According to Governor DeSantis, “The legislation I signed today — H.B. 1645, H.B. 7071 and H.B. 1331 — will keep windmills off our beaches, gas in our tanks and China out of our state. We’re restoring sanity in our approach to energy and rejecting the agenda of the radical green zealots. Furthermore, we’re going to ensure foreign adversaries like China have no foothold in our state.”

Florida’s energy law is in contrast to President Biden’s energy policies that are pushing the United States to be dependent on China for energy as China plays a dominant role in the production of cheap electric vehicles, produces most of the batteries electric vehicles need, and controls the processing of critical minerals that green technologies and weapons manufacture rely on. Instead of promoting the mining and processing of minerals in the United States, President Biden has revoked leases, delayed permits, placed fauna and flora on endangered species lists, and withdrawn acreage from the benefits of mining, preferring to preserve the land for parks or tribal interests.  So, in Biden’s America, fossil fuels are not allowed, but many of the components needed for the green energy transition are in the same situation, which is proving problematic for energy and national security.

Florida’s banning of offshore wind is also a win for Floridian electric consumers as offshore wind is an extremely expensive technology.

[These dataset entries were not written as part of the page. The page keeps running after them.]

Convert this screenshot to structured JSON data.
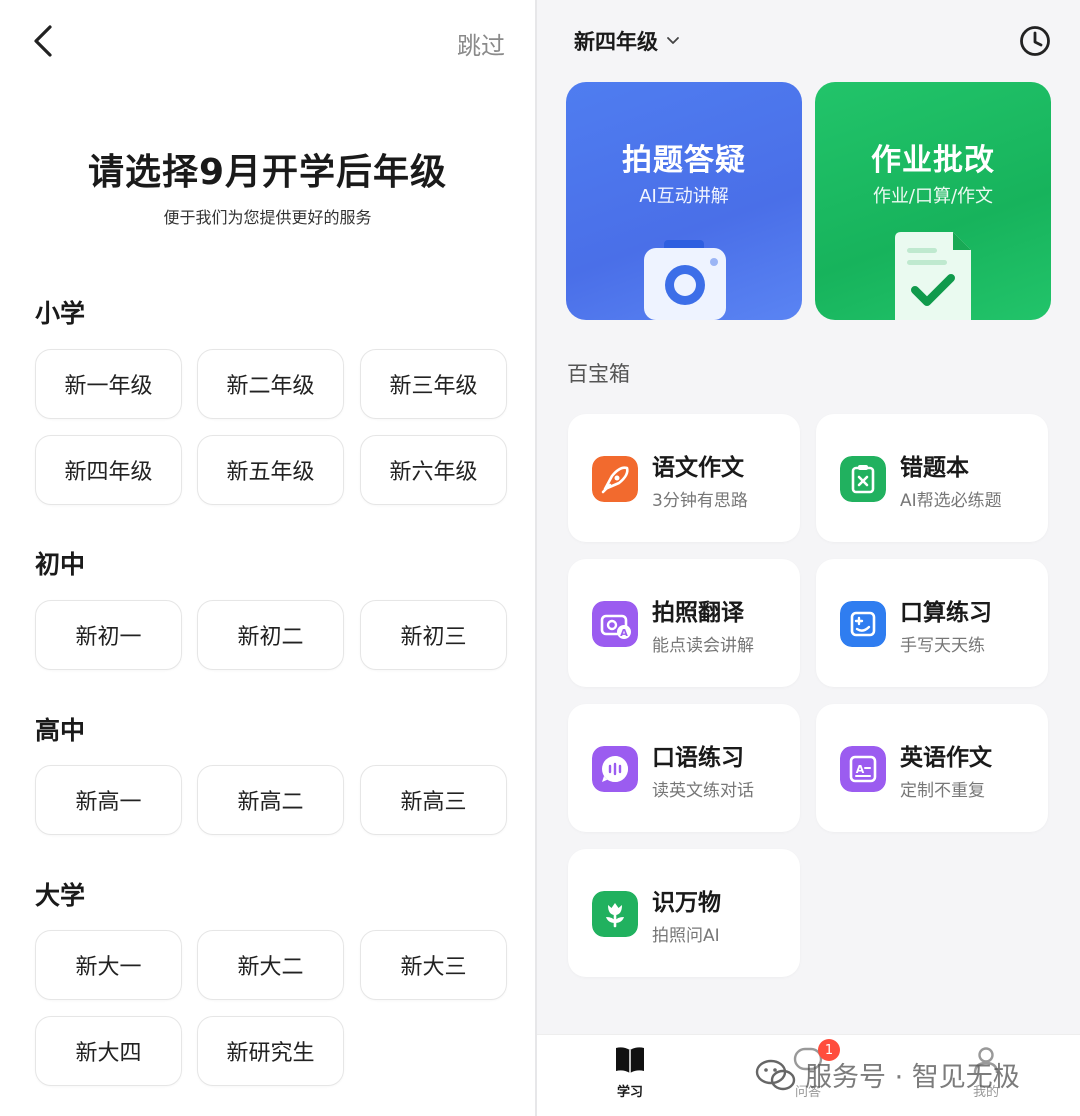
{
  "left": {
    "skip_label": "跳过",
    "title": "请选择9月开学后年级",
    "subtitle": "便于我们为您提供更好的服务",
    "sections": [
      {
        "name": "小学",
        "grades": [
          "新一年级",
          "新二年级",
          "新三年级",
          "新四年级",
          "新五年级",
          "新六年级"
        ]
      },
      {
        "name": "初中",
        "grades": [
          "新初一",
          "新初二",
          "新初三"
        ]
      },
      {
        "name": "高中",
        "grades": [
          "新高一",
          "新高二",
          "新高三"
        ]
      },
      {
        "name": "大学",
        "grades": [
          "新大一",
          "新大二",
          "新大三",
          "新大四",
          "新研究生"
        ]
      }
    ]
  },
  "right": {
    "grade_selector": "新四年级",
    "big_cards": [
      {
        "title": "拍题答疑",
        "subtitle": "AI互动讲解",
        "color": "#4f7df0"
      },
      {
        "title": "作业批改",
        "subtitle": "作业/口算/作文",
        "color": "#1fbf64"
      }
    ],
    "toolbox_label": "百宝箱",
    "tools": [
      {
        "title": "语文作文",
        "subtitle": "3分钟有思路",
        "icon": "pen-icon",
        "color": "#f26a2e"
      },
      {
        "title": "错题本",
        "subtitle": "AI帮选必练题",
        "icon": "clipboard-x-icon",
        "color": "#21b15f"
      },
      {
        "title": "拍照翻译",
        "subtitle": "能点读会讲解",
        "icon": "camera-translate-icon",
        "color": "#9b5cf0"
      },
      {
        "title": "口算练习",
        "subtitle": "手写天天练",
        "icon": "calculator-icon",
        "color": "#2f7df0"
      },
      {
        "title": "口语练习",
        "subtitle": "读英文练对话",
        "icon": "speech-bubble-icon",
        "color": "#9b5cf0"
      },
      {
        "title": "英语作文",
        "subtitle": "定制不重复",
        "icon": "english-doc-icon",
        "color": "#9b5cf0"
      },
      {
        "title": "识万物",
        "subtitle": "拍照问AI",
        "icon": "flower-icon",
        "color": "#21b15f"
      }
    ],
    "nav": {
      "study_label": "学习",
      "qa_label": "问答",
      "qa_badge": "1",
      "me_label": "我的"
    },
    "watermark": "服务号 · 智见无极"
  }
}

Offshore wind projects are much more expensive than land-based ones and natural gas combined cycle technology because building and maintaining offshore wind facilities require specialized engineering due to harsh marine conditions and deep-water depths. According to the Energy Information Administration (EIA), offshore wind is over 3 times more expensive than onshore wind and more than double the cost of dispatchable natural gas combined cycle technology. Further, neither the costs of onshore wind nor offshore wind in EIA’s numbers capture the cost of the back-up technology needed to supply electricity when the wind does not blow, making those technologies even more expensive when added to the grid.

The offshore wind industry is also having problems due to increasing costs from supply chain issues, inflation and high borrowing rates spurred by Bidenomics. East Coast states that have been at the forefront of the offshore wind building craze have had to rebid many of their offshore wind contracts in order to up the prices paid in the power agreements between utilities and wind developers to allow for the cost increases. And many of those contract bids have not been accepted by the states in the rebidding process as the cost of the wind generation would be prohibitively high. Also, because offshore wind turbines are located far from population centers, expensive underwater cables are needed to get them connected to the electric grid onshore. Further, as the Florida legislature has identified, wind turbines can alter visual aesthetics and produce noise, which may affect coastal landscapes and nearby communities.

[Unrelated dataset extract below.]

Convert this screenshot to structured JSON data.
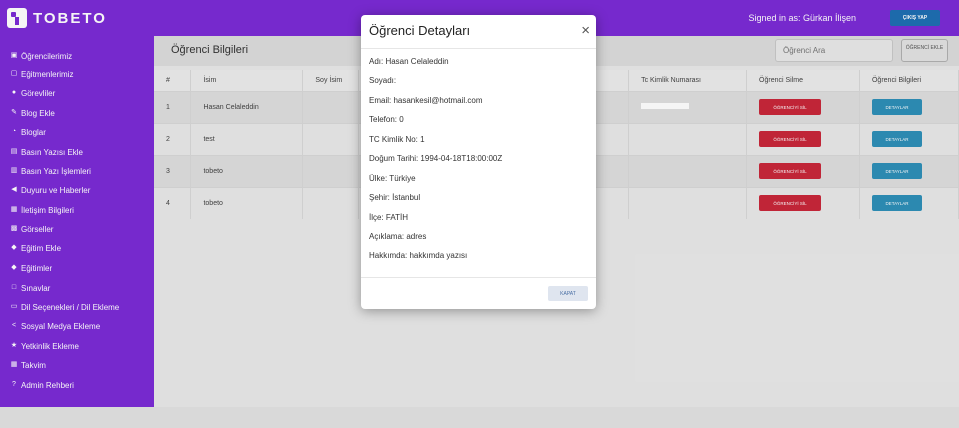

Florida is again at the forefront protecting families from skyrocketing energy costs by banning offshore wind and advocating for traditional, affordable, and reliable generating technologies. Florida’s series of bills that take effect on July I also remove climate change priority language from prior legislation and replaces that language with language focused on reliable and affordable energy. Among other changes, the bills would ease a regulation on building natural-gas pipelines, allow gas storage tanks in all local commercial, industrial and manufacturing land use categories, and ban homeowner associations from regulating energy sources in neighborhoods. According to the Florida House Speaker, the bill is needed to support utilities against pressure from the Biden administration and others who pursue “unrealistic” climate goals, and as such other states should follow it.